Form: network fiction

Is Shade of the Morning Sun a Network Novel and Does It Really Matter?

Is Shade of the Morning Sun a Network Novel and Does It Really Matter?

Below is a clip from the original PhD thesis (2005) of David Cicoricco, author of Reading Network Fiction, which may just capture even more specifically what Shade of the Morning Sun is – namely a networked novel or network fiction.

Read it several times and take time to digest:

“A three-tiered distinction of axial, arborescent, and networked adds greater precision when applied to narrative fiction.

An axial narrative refers to a narrative where digressions are present in the form of glosses or notes that are secondary to the main narrative; typically, a reader returns to the main text after the digression.

Anarborescent fiction, by contrast, refers to a narrative with branches, but specifically those that contain mutually exclusive story events or outcomes; a reader of an arborescent narrative makes choices at bifurcating points in the text and continues on until the end of one of the branches is reached.

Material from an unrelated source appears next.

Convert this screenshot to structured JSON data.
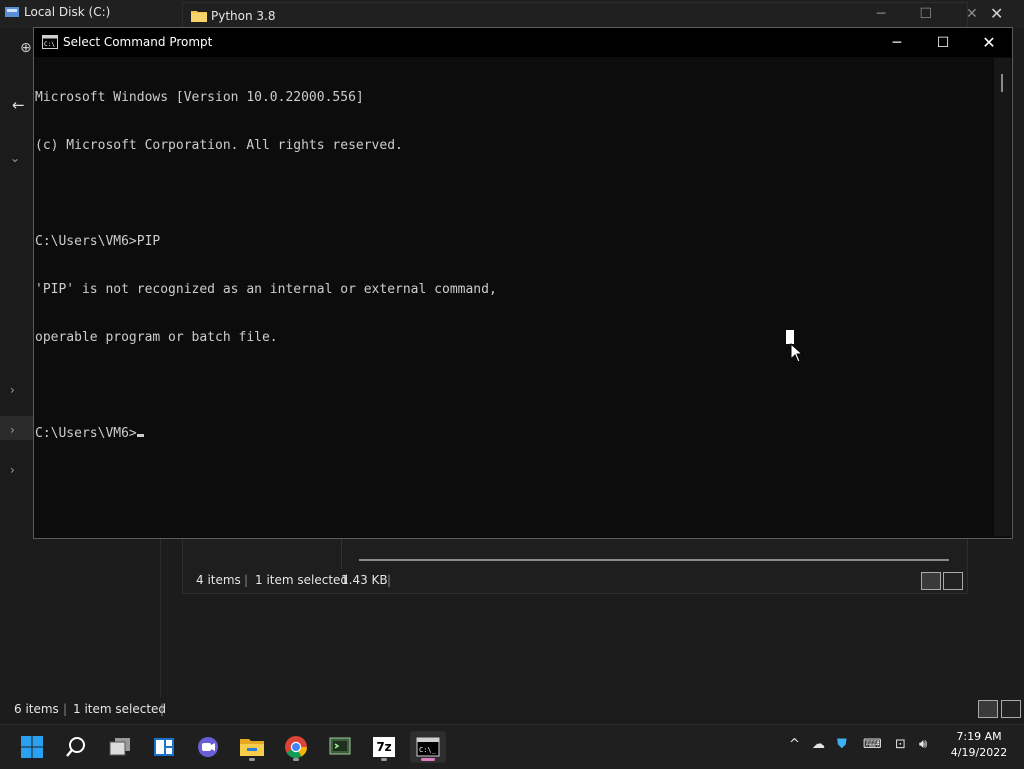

Returning to a previous bifurcation in an arborescent narrative is equivalent to rewinding a temporal frame; that is, readers undo and redo the story whenever they decide to go back.

A network narrative, then, differs not only in its non-hierarchical organization, but also in that its narrative emerges gradually through a recombination of elements. Writers of network fictions are less concerned with confronting the reader with mutually exclusive outcomes and more concerned with the way narratives emerge in digital environments …

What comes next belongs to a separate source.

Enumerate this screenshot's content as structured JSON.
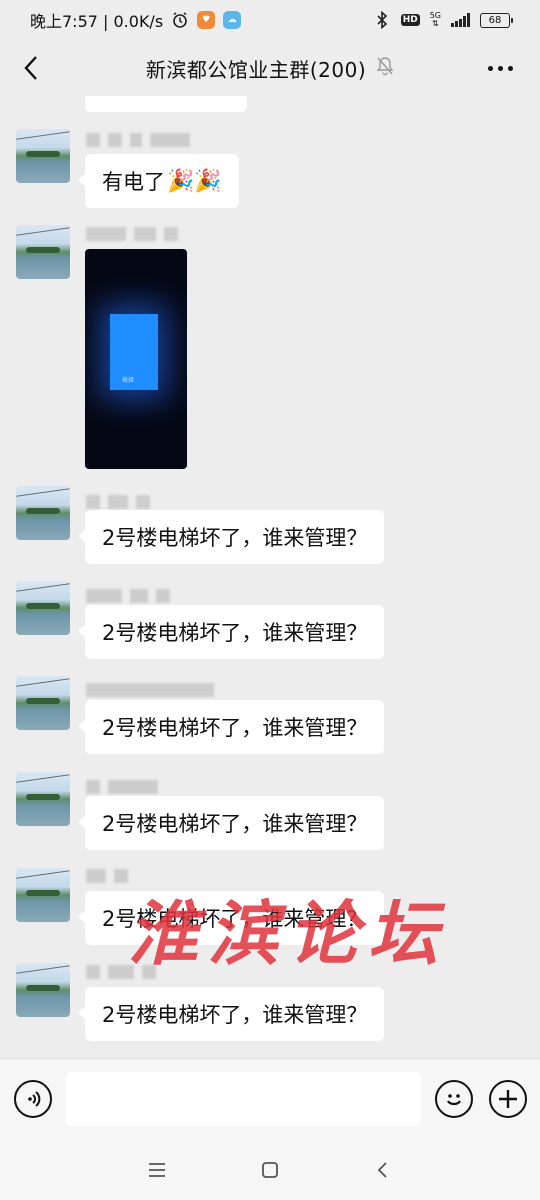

“Fixed sequence does not play a crucial role in determining meaning in network fictions. Rather, the experience of reading a network fiction is analogous to Hayles’ discussion of an engagement with complex systems, whereby repeated encounters with local structure give rise to an emergent global structure (l999a, 214).

“The parts, or nodes, of network narratives are self-contained semantic entities – and each screen-full of narrative material must be combined and re-combined in order for a higher level of coherence to emerge. Network fictions are emergent and recombinatory, and they exploit digital technology toward these ends.”

[Emphasis mine.]

I’m not sure how much it matters, but it felt good to get an even more specific category for the Shade of the Morning Sun project than merely “hypertext fiction”, much less “electronic literature”. And if I have understood David correctly, the definition above is spot on for what I do.

P.S. Here is a shorter paper with some of the same themes: “The Electronic Writing and Reading Interface: Gateway to the Mainstream for Digital Born Fiction” by Beverly Morris (2011).